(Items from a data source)
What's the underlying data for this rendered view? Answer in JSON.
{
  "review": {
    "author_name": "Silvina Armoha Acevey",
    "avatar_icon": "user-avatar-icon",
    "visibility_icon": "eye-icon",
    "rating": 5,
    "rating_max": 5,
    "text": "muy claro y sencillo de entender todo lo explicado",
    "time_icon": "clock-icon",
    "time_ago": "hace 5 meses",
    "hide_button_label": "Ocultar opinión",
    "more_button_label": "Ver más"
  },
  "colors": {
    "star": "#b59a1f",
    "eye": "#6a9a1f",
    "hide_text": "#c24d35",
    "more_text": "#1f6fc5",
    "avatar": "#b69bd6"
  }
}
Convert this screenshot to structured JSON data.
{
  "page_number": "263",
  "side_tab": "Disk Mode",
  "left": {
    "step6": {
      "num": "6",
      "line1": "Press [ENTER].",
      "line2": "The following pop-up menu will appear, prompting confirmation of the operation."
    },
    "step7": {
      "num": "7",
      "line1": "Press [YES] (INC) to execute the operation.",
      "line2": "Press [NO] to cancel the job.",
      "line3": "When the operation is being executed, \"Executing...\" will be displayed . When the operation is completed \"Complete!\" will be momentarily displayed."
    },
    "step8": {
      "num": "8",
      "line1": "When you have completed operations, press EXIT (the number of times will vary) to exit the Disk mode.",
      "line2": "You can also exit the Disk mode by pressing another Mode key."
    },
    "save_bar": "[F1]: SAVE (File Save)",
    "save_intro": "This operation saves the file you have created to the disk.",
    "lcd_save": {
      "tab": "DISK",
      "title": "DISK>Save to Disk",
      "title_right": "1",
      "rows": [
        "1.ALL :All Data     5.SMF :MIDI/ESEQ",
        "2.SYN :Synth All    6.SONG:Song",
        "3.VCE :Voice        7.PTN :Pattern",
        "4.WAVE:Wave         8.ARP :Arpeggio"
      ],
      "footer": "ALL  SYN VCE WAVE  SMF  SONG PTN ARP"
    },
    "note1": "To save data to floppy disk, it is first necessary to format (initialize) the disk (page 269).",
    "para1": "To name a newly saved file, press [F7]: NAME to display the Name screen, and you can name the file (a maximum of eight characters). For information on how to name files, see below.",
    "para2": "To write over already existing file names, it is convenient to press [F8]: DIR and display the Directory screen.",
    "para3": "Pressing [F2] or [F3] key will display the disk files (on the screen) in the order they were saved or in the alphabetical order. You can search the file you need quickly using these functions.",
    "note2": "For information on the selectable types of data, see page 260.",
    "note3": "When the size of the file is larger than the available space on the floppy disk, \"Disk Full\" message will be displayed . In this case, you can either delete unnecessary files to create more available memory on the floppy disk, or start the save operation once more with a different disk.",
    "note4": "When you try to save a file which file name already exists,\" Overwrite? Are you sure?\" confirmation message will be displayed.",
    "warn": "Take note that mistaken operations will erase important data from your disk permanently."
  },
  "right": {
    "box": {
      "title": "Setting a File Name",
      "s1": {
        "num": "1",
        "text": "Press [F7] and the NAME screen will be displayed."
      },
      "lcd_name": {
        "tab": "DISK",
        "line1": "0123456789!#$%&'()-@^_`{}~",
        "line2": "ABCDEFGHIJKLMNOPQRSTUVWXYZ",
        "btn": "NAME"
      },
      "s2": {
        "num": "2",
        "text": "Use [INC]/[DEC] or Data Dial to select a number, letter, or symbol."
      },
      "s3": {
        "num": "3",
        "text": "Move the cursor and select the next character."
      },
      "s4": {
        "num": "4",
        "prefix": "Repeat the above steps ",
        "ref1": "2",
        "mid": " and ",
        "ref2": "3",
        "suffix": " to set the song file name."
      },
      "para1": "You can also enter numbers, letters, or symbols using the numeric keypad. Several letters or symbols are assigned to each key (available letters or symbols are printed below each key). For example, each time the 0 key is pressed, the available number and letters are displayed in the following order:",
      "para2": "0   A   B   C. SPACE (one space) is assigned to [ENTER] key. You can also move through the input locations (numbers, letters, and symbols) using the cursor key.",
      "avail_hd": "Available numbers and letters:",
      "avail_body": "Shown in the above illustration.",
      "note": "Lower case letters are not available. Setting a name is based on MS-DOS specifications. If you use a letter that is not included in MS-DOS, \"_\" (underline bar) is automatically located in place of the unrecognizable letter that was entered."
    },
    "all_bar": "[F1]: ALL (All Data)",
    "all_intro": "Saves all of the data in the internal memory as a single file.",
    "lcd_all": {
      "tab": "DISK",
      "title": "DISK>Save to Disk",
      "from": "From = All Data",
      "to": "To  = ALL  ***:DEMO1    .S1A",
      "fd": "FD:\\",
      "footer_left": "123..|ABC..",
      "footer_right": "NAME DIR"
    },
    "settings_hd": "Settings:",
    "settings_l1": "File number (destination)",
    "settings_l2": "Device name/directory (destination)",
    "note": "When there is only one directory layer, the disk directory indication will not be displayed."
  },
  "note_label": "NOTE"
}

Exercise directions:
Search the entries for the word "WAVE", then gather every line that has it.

Result of the exercise:
        "4.WAVE:Wave         8.ARP :Arpeggio"
      "footer": "ALL  SYN VCE WAVE  SMF  SONG PTN ARP"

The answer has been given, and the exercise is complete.